#### Data to process ####

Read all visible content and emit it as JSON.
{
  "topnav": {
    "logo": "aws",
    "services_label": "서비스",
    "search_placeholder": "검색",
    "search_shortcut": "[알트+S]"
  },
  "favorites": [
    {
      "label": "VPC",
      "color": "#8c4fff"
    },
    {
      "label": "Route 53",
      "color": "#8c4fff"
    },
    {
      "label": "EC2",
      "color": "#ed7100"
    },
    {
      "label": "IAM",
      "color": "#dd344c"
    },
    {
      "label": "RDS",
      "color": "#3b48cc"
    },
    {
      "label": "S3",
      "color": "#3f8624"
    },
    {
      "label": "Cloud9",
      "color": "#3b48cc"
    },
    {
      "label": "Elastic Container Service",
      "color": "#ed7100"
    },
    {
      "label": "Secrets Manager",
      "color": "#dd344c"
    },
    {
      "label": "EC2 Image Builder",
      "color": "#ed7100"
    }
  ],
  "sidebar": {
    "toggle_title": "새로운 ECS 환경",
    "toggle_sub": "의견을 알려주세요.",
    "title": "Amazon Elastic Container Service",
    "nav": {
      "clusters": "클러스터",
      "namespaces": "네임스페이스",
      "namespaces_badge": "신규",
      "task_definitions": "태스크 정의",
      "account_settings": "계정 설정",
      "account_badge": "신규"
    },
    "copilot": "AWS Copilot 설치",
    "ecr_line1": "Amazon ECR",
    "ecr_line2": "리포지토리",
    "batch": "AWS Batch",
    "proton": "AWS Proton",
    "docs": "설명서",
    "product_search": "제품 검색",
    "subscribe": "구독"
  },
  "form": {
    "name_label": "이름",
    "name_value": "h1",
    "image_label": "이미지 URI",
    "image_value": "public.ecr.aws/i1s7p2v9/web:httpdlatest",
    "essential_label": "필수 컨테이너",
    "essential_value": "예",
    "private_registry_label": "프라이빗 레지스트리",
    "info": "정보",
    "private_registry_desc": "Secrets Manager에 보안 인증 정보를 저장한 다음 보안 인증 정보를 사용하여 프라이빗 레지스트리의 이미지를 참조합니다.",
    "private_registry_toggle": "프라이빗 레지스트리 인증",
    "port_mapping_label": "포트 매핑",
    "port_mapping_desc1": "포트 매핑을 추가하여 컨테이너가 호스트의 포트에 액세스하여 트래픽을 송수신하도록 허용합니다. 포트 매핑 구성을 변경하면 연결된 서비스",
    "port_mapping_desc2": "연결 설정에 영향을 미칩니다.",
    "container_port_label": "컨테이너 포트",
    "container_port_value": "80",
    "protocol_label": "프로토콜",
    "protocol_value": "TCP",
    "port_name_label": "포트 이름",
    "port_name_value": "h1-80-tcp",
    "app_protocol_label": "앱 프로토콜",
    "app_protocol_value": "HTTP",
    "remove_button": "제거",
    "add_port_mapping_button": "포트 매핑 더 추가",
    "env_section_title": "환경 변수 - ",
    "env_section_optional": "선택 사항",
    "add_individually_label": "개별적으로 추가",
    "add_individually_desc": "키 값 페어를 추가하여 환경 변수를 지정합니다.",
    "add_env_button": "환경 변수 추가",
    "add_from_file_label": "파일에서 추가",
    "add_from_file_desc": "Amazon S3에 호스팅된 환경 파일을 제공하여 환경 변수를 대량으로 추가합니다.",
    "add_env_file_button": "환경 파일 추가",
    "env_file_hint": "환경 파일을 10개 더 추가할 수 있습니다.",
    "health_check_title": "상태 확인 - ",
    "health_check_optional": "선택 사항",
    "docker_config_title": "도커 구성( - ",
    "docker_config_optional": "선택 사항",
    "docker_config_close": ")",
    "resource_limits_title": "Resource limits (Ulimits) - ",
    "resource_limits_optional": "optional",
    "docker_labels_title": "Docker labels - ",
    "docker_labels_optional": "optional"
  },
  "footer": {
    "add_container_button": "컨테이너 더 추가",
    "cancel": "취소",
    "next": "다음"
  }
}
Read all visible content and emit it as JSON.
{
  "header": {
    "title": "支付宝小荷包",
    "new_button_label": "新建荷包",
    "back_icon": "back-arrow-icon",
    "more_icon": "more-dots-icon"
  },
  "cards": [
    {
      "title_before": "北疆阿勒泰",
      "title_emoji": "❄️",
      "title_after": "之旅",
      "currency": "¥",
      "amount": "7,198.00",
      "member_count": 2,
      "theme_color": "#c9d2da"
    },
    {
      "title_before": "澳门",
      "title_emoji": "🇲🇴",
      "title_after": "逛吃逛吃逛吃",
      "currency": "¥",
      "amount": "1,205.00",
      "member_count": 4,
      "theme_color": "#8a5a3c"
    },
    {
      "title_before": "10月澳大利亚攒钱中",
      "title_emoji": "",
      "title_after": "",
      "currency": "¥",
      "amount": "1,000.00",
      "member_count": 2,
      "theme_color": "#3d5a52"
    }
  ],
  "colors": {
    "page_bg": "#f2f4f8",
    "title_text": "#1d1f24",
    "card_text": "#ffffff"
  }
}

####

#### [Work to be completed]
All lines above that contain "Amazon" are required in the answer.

#### [Solved exercise]
    "title": "Amazon Elastic Container Service",
    "ecr_line1": "Amazon ECR",
    "add_from_file_desc": "Amazon S3에 호스팅된 환경 파일을 제공하여 환경 변수를 대량으로 추가합니다.",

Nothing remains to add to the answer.